H0LiCOW VII. Cosmic evolution of the correlation between black hole mass and host galaxy luminosity.
Strongly lensed active galactic nuclei (AGN) provide a unique opportunity to make progress in the study of the evolution of the correlation between the mass of supermassive black holes and their host galaxy luminosity. We demonstrate the power of lensing by analyzing two systems for which state-of-the-art lens modelling techniques have been applied to deep Hubble Space Telescope imaging data.

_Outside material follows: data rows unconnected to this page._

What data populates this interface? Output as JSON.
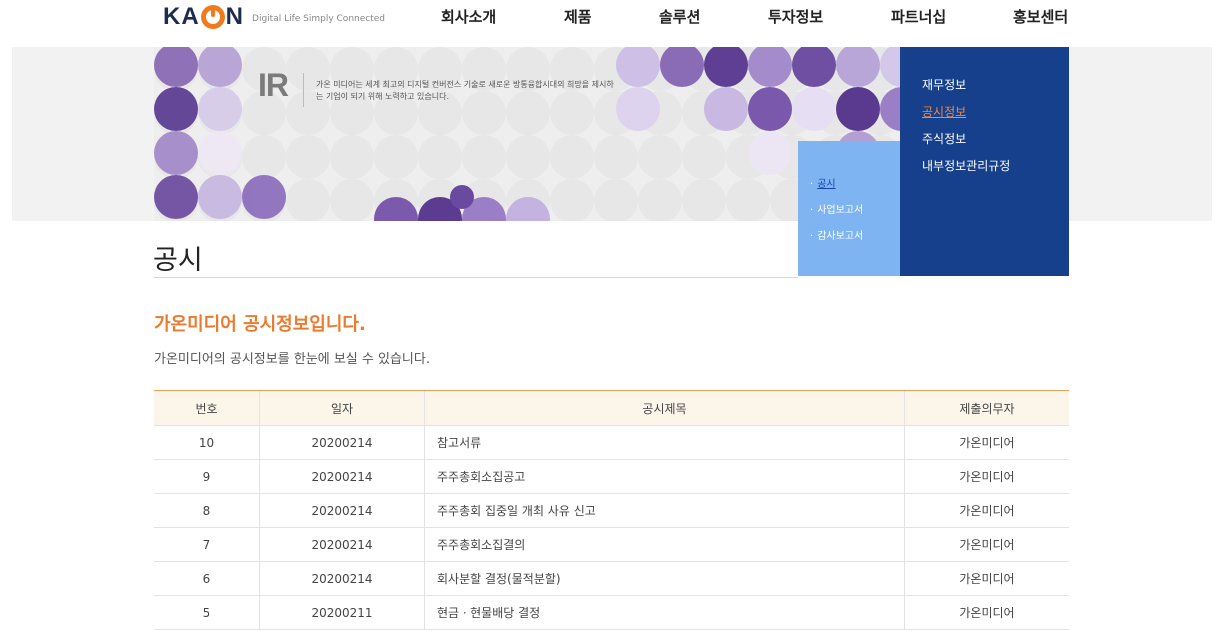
{
  "brand": {
    "logo_text_left": "KA",
    "logo_text_right": "N",
    "tagline": "Digital Life Simply Connected",
    "accent_color": "#f07b1e",
    "navy_color": "#163f8c"
  },
  "nav": {
    "items": [
      {
        "label": "회사소개"
      },
      {
        "label": "제품"
      },
      {
        "label": "솔루션"
      },
      {
        "label": "투자정보"
      },
      {
        "label": "파트너십"
      },
      {
        "label": "홍보센터"
      }
    ]
  },
  "banner": {
    "title": "IR",
    "description": "가온 미디어는 세계 최고의 디지털 컨버전스 기술로 새로운 방통융합시대의 희망을 제시하는 기업이 되기 위해 노력하고 있습니다."
  },
  "side_menu": {
    "items": [
      {
        "label": "재무정보",
        "active": false
      },
      {
        "label": "공시정보",
        "active": true
      },
      {
        "label": "주식정보",
        "active": false
      },
      {
        "label": "내부정보관리규정",
        "active": false
      }
    ]
  },
  "sub_menu": {
    "items": [
      {
        "label": "공시",
        "active": true
      },
      {
        "label": "사업보고서",
        "active": false
      },
      {
        "label": "감사보고서",
        "active": false
      }
    ]
  },
  "page": {
    "title": "공시",
    "section_title": "가온미디어 공시정보입니다.",
    "section_subtitle": "가온미디어의 공시정보를 한눈에 보실 수 있습니다."
  },
  "table": {
    "headers": [
      "번호",
      "일자",
      "공시제목",
      "제출의무자"
    ],
    "rows": [
      [
        "10",
        "20200214",
        "참고서류",
        "가온미디어"
      ],
      [
        "9",
        "20200214",
        "주주총회소집공고",
        "가온미디어"
      ],
      [
        "8",
        "20200214",
        "주주총회 집중일 개최 사유 신고",
        "가온미디어"
      ],
      [
        "7",
        "20200214",
        "주주총회소집결의",
        "가온미디어"
      ],
      [
        "6",
        "20200214",
        "회사분할 결정(물적분할)",
        "가온미디어"
      ],
      [
        "5",
        "20200211",
        "현금ㆍ현물배당 결정",
        "가온미디어"
      ]
    ]
  }
}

The reconstructed images of HE0435 (obtained by H0LiCOW IV) and RXJ1131 (obtained by Suyu et al., 2013, ApJ, 766, 70) were fitted by GALFIT to infer the total and bulge luminosity of the host. Our inference of host luminosities are supposed to have better accuracy and precision than the uncertainty on single epoch MBH estimates (~0.5 dex), as studied by H0LiCOW VI. Also, we used the published broad-line spectroscopy to estimate the black hole mass using the so-called virial method.
We then combine our new measurements with new calibration of previously published measurements to study the evolution of the correlation out to z~4.5. Consistent with previous work, we find that the observed correlations do not evolve:

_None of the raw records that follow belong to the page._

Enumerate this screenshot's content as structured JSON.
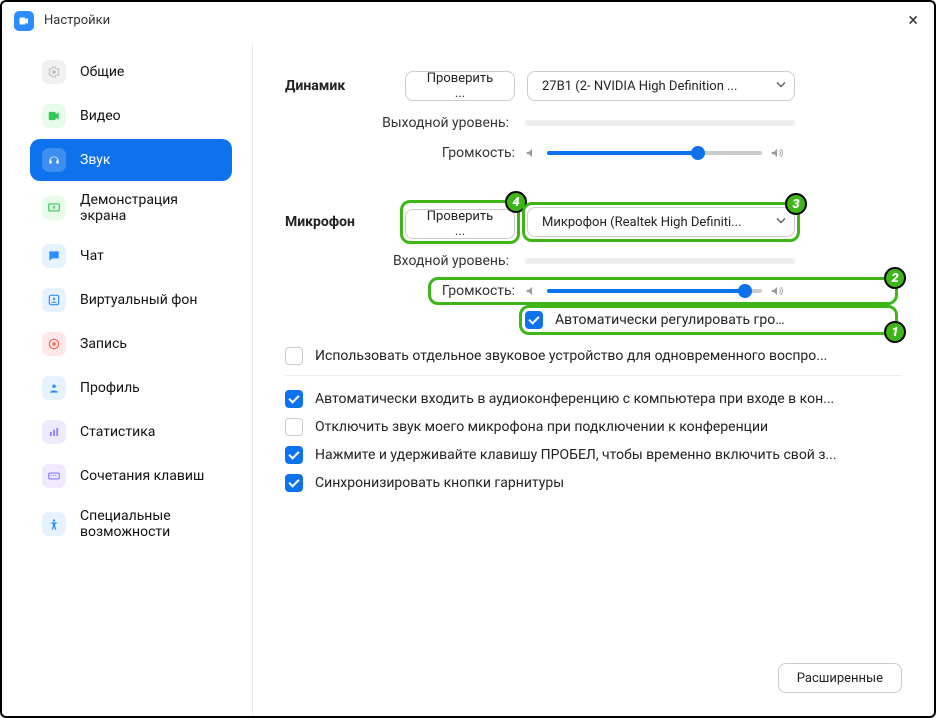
{
  "window": {
    "title": "Настройки"
  },
  "sidebar": {
    "items": [
      {
        "label": "Общие",
        "icon": "gear",
        "bg": "#f1f1f1",
        "fg": "#b9b9b9"
      },
      {
        "label": "Видео",
        "icon": "video",
        "bg": "#e9fce9",
        "fg": "#34c759"
      },
      {
        "label": "Звук",
        "icon": "headphones",
        "bg": "#ffffff20",
        "fg": "#ffffff"
      },
      {
        "label": "Демонстрация экрана",
        "icon": "share",
        "bg": "#e9fce9",
        "fg": "#34c759"
      },
      {
        "label": "Чат",
        "icon": "chat",
        "bg": "#e6f2ff",
        "fg": "#2D8CFF"
      },
      {
        "label": "Виртуальный фон",
        "icon": "vb",
        "bg": "#e6f2ff",
        "fg": "#2D8CFF"
      },
      {
        "label": "Запись",
        "icon": "record",
        "bg": "#ffe9e6",
        "fg": "#ff6257"
      },
      {
        "label": "Профиль",
        "icon": "profile",
        "bg": "#e6f2ff",
        "fg": "#2D8CFF"
      },
      {
        "label": "Статистика",
        "icon": "stats",
        "bg": "#f0eaff",
        "fg": "#8d7bff"
      },
      {
        "label": "Сочетания клавиш",
        "icon": "keyboard",
        "bg": "#f0eaff",
        "fg": "#8d7bff"
      },
      {
        "label": "Специальные возможности",
        "icon": "access",
        "bg": "#e6f2ff",
        "fg": "#2D8CFF"
      }
    ],
    "active_index": 2
  },
  "speaker": {
    "section_label": "Динамик",
    "test_button": "Проверить ...",
    "device": "27B1 (2- NVIDIA High Definition ...",
    "output_level_label": "Выходной уровень:",
    "volume_label": "Громкость:",
    "volume_percent": 70
  },
  "microphone": {
    "section_label": "Микрофон",
    "test_button": "Проверить ...",
    "device": "Микрофон (Realtek High Definiti...",
    "input_level_label": "Входной уровень:",
    "volume_label": "Громкость:",
    "volume_percent": 92,
    "auto_adjust": {
      "label": "Автоматически регулировать гром...",
      "checked": true
    }
  },
  "options": [
    {
      "label": "Использовать отдельное звуковое устройство для одновременного воспро...",
      "checked": false
    },
    {
      "label": "Автоматически входить в аудиоконференцию с компьютера при входе в кон...",
      "checked": true
    },
    {
      "label": "Отключить звук моего микрофона при подключении к конференции",
      "checked": false
    },
    {
      "label": "Нажмите и удерживайте клавишу ПРОБЕЛ, чтобы временно включить свой з...",
      "checked": true
    },
    {
      "label": "Синхронизировать кнопки гарнитуры",
      "checked": true
    }
  ],
  "advanced_button": "Расширенные",
  "annotations": {
    "badge1": "1",
    "badge2": "2",
    "badge3": "3",
    "badge4": "4"
  }
}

Once passive luminosity evolution is taken into account, we find that BHs in the more distant Universe reside in less luminous galaxies than today:
Fitting this offset as the ratio of black hole mass versus host luminosity ~ (1+z)^gamma, and taking into account selection effects, we obtain gamma = 0.6 ± 0.1 and 0.8 ± 0.1 for the case of MBH-Lbulge and MBH-Ltotal, respectively. The evolutionary trend is detected at high significance, confirming previous statistically marginal results.

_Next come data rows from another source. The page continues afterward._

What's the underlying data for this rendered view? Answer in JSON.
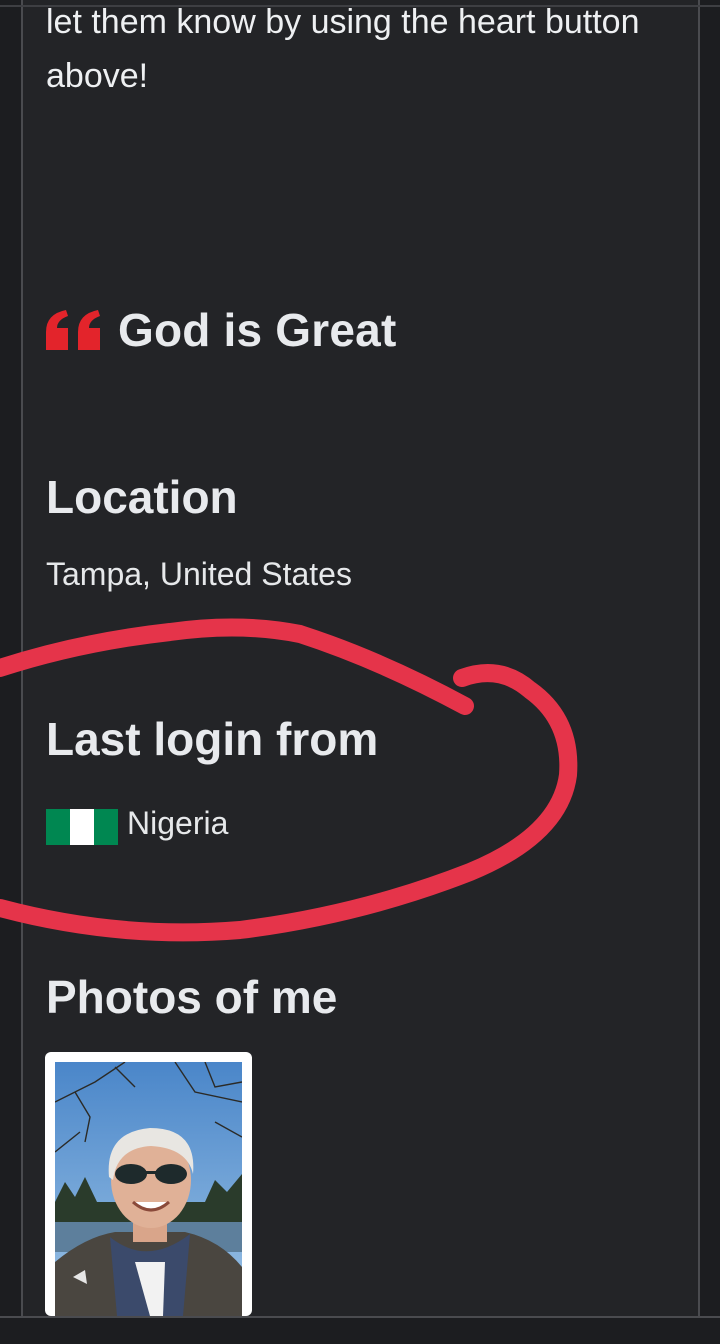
{
  "intro_text": "let them know by using the heart button above!",
  "quote": {
    "icon": "quote-icon",
    "text": "God is Great",
    "icon_color": "#e3242b"
  },
  "location": {
    "heading": "Location",
    "value": "Tampa, United States"
  },
  "last_login": {
    "heading": "Last login from",
    "country": "Nigeria",
    "flag_icon": "nigeria-flag-icon",
    "flag_colors": [
      "#008751",
      "#ffffff",
      "#008751"
    ]
  },
  "photos": {
    "heading": "Photos of me",
    "items": [
      {
        "alt": "profile-photo"
      }
    ]
  },
  "annotation_color": "#e5344a",
  "colors": {
    "panel": "#232427",
    "text": "#e8eaed"
  }
}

To test for systematic uncertainties and selection effects we also consider a reduced sample that is homogeneous in data quality. We find consistent results but with considerably larger uncertainty due to the more limited sample size and redshift coverage (gamma =0.7 ± 0.4 and 0.2 ± 0.5 for the case of MBH-Lbulge and MBH-Ltotal, respectively), highlighting the need to gather more high quality data for high redshift lensed quasar hosts. Our result is consistent with a scenario where the growth of the black hole predates that of the host galaxy.